Segment Open

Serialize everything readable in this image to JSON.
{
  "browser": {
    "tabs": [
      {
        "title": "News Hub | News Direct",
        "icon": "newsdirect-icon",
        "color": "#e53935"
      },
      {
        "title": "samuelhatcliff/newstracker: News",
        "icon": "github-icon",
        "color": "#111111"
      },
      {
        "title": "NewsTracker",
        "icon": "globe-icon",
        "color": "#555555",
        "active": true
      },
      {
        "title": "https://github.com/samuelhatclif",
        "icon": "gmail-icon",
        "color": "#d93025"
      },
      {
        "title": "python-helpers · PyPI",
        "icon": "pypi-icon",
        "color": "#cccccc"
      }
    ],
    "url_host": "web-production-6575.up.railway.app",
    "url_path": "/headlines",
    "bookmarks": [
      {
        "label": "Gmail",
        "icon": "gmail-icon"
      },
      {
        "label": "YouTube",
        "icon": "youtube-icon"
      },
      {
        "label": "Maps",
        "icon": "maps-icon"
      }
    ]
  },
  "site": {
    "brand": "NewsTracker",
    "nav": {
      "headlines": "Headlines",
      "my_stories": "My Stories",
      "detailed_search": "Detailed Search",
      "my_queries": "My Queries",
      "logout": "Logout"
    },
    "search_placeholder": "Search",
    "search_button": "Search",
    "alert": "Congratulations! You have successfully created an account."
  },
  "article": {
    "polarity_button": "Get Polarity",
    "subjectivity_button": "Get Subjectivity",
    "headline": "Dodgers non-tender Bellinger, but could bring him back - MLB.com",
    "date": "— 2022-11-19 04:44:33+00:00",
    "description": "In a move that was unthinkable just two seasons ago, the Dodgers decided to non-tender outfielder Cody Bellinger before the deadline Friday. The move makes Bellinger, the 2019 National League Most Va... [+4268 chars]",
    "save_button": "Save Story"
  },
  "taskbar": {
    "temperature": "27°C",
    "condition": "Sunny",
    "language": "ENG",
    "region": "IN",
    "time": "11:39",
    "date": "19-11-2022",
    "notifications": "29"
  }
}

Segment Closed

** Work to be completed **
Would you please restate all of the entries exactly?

** Answer area **
Serialize everything readable in this image to JSON.
{
  "browser": {
    "tabs": [
      {
        "title": "News Hub | News Direct",
        "icon": "newsdirect-icon",
        "color": "#e53935"
      },
      {
        "title": "samuelhatcliff/newstracker: News",
        "icon": "github-icon",
        "color": "#111111"
      },
      {
        "title": "NewsTracker",
        "icon": "globe-icon",
        "color": "#555555",
        "active": true
      },
      {
        "title": "https://github.com/samuelhatclif",
        "icon": "gmail-icon",
        "color": "#d93025"
      },
      {
        "title": "python-helpers · PyPI",
        "icon": "pypi-icon",
        "color": "#cccccc"
      }
    ],
    "url_host": "web-production-6575.up.railway.app",
    "url_path": "/headlines",
    "bookmarks": [
      {
        "label": "Gmail",
        "icon": "gmail-icon"
      },
      {
        "label": "YouTube",
        "icon": "youtube-icon"
      },
      {
        "label": "Maps",
        "icon": "maps-icon"
      }
    ]
  },
  "site": {
    "brand": "NewsTracker",
    "nav": {
      "headlines": "Headlines",
      "my_stories": "My Stories",
      "detailed_search": "Detailed Search",
      "my_queries": "My Queries",
      "logout": "Logout"
    },
    "search_placeholder": "Search",
    "search_button": "Search",
    "alert": "Congratulations! You have successfully created an account."
  },
  "article": {
    "polarity_button": "Get Polarity",
    "subjectivity_button": "Get Subjectivity",
    "headline": "Dodgers non-tender Bellinger, but could bring him back - MLB.com",
    "date": "— 2022-11-19 04:44:33+00:00",
    "description": "In a move that was unthinkable just two seasons ago, the Dodgers decided to non-tender outfielder Cody Bellinger before the deadline Friday. The move makes Bellinger, the 2019 National League Most Va... [+4268 chars]",
    "save_button": "Save Story"
  },
  "taskbar": {
    "temperature": "27°C",
    "condition": "Sunny",
    "language": "ENG",
    "region": "IN",
    "time": "11:39",
    "date": "19-11-2022",
    "notifications": "29"
  }
}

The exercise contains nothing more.